• **Input records**:
((

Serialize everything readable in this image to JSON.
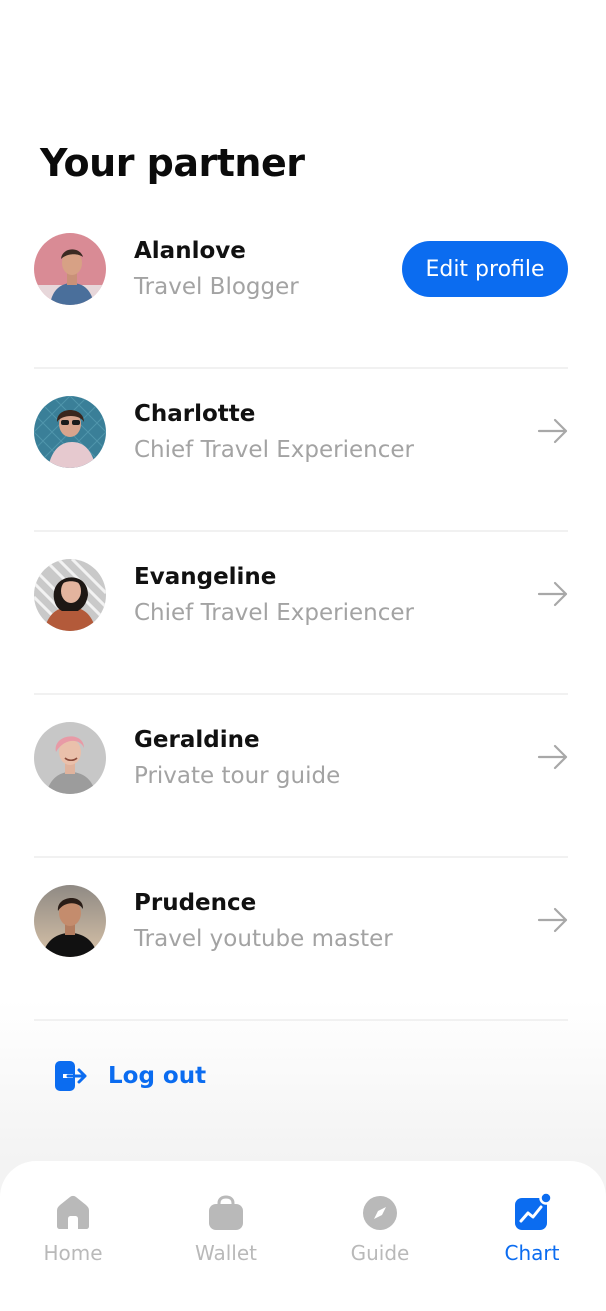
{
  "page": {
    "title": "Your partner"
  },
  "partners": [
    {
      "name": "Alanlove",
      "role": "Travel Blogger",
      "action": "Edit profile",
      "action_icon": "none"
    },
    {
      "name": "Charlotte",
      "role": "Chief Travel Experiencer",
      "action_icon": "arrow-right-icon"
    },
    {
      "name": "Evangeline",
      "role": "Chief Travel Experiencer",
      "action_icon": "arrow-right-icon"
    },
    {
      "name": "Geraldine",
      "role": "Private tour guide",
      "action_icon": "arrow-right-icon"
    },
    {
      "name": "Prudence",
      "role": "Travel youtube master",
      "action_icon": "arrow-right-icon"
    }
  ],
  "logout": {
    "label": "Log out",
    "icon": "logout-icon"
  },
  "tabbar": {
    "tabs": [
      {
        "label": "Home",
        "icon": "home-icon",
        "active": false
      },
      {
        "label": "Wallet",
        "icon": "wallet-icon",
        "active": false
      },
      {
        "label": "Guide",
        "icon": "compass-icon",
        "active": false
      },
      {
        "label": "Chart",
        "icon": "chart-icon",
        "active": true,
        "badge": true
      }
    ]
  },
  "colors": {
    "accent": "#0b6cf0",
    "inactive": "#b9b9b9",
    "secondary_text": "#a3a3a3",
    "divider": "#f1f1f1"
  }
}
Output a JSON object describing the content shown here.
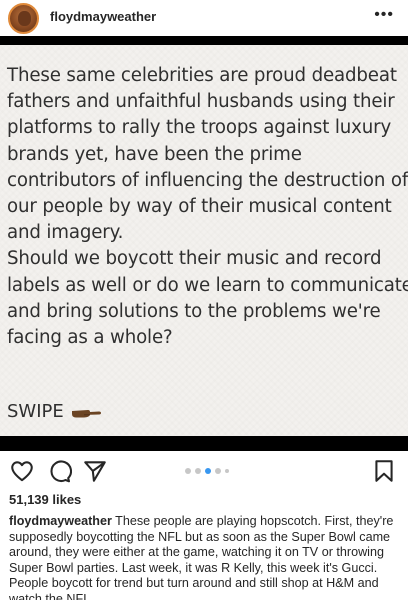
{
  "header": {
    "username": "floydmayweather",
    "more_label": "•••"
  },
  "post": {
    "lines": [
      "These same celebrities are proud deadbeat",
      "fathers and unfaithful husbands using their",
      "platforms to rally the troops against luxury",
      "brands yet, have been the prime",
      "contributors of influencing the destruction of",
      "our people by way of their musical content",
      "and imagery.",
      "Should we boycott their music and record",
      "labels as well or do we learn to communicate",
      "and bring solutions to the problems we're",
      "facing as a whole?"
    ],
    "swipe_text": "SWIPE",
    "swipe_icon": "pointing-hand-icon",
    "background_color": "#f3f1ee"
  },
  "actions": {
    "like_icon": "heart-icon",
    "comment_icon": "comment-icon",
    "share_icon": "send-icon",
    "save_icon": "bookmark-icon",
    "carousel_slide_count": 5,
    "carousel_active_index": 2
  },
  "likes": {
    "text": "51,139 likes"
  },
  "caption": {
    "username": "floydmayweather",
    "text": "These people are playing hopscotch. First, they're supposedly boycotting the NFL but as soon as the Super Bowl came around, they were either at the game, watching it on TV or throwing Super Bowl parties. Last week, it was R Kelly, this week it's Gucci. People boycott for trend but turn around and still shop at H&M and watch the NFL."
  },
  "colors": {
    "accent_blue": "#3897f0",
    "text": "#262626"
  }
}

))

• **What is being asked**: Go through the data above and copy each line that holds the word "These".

• **Output of the task**:
      "These same celebrities are proud deadbeat",
    "text": "These people are playing hopscotch. First, they're supposedly boycotting the NFL but as soon as the Super Bowl came around, they were either at the game, watching it on TV or throwing Super Bowl parties. Last week, it was R Kelly, this week it's Gucci. People boycott for trend but turn around and still shop at H&M and watch the NFL."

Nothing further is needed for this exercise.